Unfortunately, this means that for the past few weeks, I’ve been unfairly neglectful to my other obligation: An Hoa Children’s Shelter. While reflecting on this situation, I realized that I’ve been spending more time in Xuan Phu Shelter this month because, well, it’s easier. I’m in love with all of the children and staff there, they’ve all known me for years, and they’re always there to comfort me when I’m feeling stressed or lonely. I’ve been running to them during my whole bout of illness, and I did so knowing fully-well that I was being unfair to my current organization’s shelter. I went completely against my goal of being non-preferential this year.
It’s become a much more complicated story than I thought it could ever be. I thought I could balance my time and bounce back and forth between the two shelters/group of kids, and then I could prove to them that nothing has to change all year. But, I’ve been finding myself disappointed, confused, and scared, when I can’t help but give preference or let a conflict of interest get in the way when I have to choose between the two.

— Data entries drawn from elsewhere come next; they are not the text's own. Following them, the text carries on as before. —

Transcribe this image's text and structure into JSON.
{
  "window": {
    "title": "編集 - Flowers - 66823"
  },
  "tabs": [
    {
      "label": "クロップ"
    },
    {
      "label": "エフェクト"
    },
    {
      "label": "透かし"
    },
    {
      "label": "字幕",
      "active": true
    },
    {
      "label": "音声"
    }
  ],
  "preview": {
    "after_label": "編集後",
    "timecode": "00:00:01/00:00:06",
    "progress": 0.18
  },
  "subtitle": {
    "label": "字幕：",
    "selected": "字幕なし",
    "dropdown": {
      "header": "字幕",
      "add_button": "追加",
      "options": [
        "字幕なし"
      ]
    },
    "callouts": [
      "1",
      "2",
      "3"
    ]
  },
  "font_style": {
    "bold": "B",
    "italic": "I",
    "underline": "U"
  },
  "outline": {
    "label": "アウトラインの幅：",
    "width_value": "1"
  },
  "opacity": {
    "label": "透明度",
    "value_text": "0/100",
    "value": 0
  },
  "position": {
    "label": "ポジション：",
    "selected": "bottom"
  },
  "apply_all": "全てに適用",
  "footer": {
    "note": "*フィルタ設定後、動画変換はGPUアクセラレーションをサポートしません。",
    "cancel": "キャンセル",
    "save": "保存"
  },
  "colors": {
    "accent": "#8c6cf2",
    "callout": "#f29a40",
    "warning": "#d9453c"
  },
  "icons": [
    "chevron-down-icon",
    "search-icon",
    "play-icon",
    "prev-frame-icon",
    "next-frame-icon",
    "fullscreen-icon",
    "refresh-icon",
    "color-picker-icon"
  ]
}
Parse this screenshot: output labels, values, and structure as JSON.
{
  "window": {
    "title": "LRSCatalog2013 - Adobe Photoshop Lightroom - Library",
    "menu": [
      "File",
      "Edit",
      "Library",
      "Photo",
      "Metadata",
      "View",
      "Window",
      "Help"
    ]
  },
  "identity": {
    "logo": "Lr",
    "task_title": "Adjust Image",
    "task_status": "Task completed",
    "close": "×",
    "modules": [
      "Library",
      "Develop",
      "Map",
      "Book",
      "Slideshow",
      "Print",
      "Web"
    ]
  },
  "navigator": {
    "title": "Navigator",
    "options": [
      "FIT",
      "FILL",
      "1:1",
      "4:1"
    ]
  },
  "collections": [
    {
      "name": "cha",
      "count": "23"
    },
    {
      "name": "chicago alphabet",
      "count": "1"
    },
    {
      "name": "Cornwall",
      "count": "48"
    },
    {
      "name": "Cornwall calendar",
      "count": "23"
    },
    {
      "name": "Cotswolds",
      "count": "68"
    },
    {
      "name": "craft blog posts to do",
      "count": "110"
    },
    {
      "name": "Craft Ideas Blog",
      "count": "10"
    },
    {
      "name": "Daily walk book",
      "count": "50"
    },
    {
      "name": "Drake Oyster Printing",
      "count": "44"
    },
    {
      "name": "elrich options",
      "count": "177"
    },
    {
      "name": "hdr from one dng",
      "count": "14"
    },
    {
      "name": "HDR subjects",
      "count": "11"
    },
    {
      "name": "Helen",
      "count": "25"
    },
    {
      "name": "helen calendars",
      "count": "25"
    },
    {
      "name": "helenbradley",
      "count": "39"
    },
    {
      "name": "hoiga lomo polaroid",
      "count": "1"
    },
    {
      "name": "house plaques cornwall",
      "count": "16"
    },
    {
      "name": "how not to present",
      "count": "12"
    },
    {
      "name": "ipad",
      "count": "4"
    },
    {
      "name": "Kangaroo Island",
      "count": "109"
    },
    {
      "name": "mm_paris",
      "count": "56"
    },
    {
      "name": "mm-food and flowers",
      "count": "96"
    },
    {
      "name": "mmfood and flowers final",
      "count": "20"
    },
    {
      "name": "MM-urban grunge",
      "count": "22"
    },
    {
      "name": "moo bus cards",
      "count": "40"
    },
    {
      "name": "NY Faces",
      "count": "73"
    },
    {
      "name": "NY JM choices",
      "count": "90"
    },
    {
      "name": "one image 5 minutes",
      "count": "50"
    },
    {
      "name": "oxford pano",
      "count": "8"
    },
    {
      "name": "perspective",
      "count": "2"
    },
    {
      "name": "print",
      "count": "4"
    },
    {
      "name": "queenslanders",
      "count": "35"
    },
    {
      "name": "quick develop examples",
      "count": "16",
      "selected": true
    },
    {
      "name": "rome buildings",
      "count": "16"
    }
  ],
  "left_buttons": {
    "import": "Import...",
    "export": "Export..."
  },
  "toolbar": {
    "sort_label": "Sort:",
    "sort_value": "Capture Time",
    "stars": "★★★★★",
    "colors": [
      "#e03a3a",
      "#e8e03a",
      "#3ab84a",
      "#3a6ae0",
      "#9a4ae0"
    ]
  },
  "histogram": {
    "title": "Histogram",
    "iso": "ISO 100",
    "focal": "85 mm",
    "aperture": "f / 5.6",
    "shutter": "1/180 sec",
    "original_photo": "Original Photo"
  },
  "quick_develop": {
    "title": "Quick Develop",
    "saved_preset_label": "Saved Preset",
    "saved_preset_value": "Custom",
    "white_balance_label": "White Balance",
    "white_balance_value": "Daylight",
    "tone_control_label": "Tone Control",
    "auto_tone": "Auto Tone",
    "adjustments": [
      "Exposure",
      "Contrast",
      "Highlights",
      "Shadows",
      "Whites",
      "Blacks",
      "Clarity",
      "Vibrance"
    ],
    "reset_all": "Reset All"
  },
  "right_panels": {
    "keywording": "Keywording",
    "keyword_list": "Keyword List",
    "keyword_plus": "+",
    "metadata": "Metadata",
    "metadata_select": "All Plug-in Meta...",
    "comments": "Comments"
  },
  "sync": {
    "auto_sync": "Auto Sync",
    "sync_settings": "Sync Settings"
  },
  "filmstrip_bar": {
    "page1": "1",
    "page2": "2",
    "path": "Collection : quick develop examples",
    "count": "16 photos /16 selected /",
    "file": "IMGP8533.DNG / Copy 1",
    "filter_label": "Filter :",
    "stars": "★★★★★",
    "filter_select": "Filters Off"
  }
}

During Tet Trung Thu, I “chose” to spend more time with An Hoa Shelter over Xuan Phu Shelter, perhaps because it was the first holiday I had to split between the two groups of kids. I told the Xuan Phu kids to try their hardest to understand where my decision was coming from, and thankfully, most of them dealt with this well (enough). But, this time around, I misjudged my abilities and made the wrong decision to do a Halloween celebration for both shelters. The thing is, I forgot how much more time and energy consuming these projects would be, since I would essentially be organizing these on my own.
And now, I’ve checked myself into a failure hotel. I’ve put An Hoa Shelter’s Halloween celebration in the back-burner, since the Xuan Phu Haunted House needed so much more of my attention, and now (because of certain pressures to fulfill my obligations to An Hoa), I have to gather whatever remaining energy I have in order to do something for the other shelter. I can’t back out now, I just have to try my hardest. And this balancing act needs to be perfected soon, since these conflicts are going to happen all year.
I’ve been thinking about why this happened, about why I couldn’t just have balanced my preparation for both shelters a long time ago, in the first place. Perhaps sub-consciously, I’m scared to commit to the An Hoa kids. Now that I’m over that initial phase of introductions with those kids, I’m finally at the real “meat” of the relationship-forming process… but, maybe I’m scared to continue because I know how much it might actually change my other relationships. Or, maybe I’m intimidated by the prospect of becoming a big brother for 44 more children and therefore, spreading myself too thin. Then again, maybe it’s just a time-related issue, and I just need more time to play around with my limits and comfort zones, until I get the balance right.
Whatever it is, I hate that I have to blame my failure on external circumstances like my self-doubt, my health, or “taking on too much.” I’d like to just be able to do it all with very little complaints or worries. I hope I can do better soon.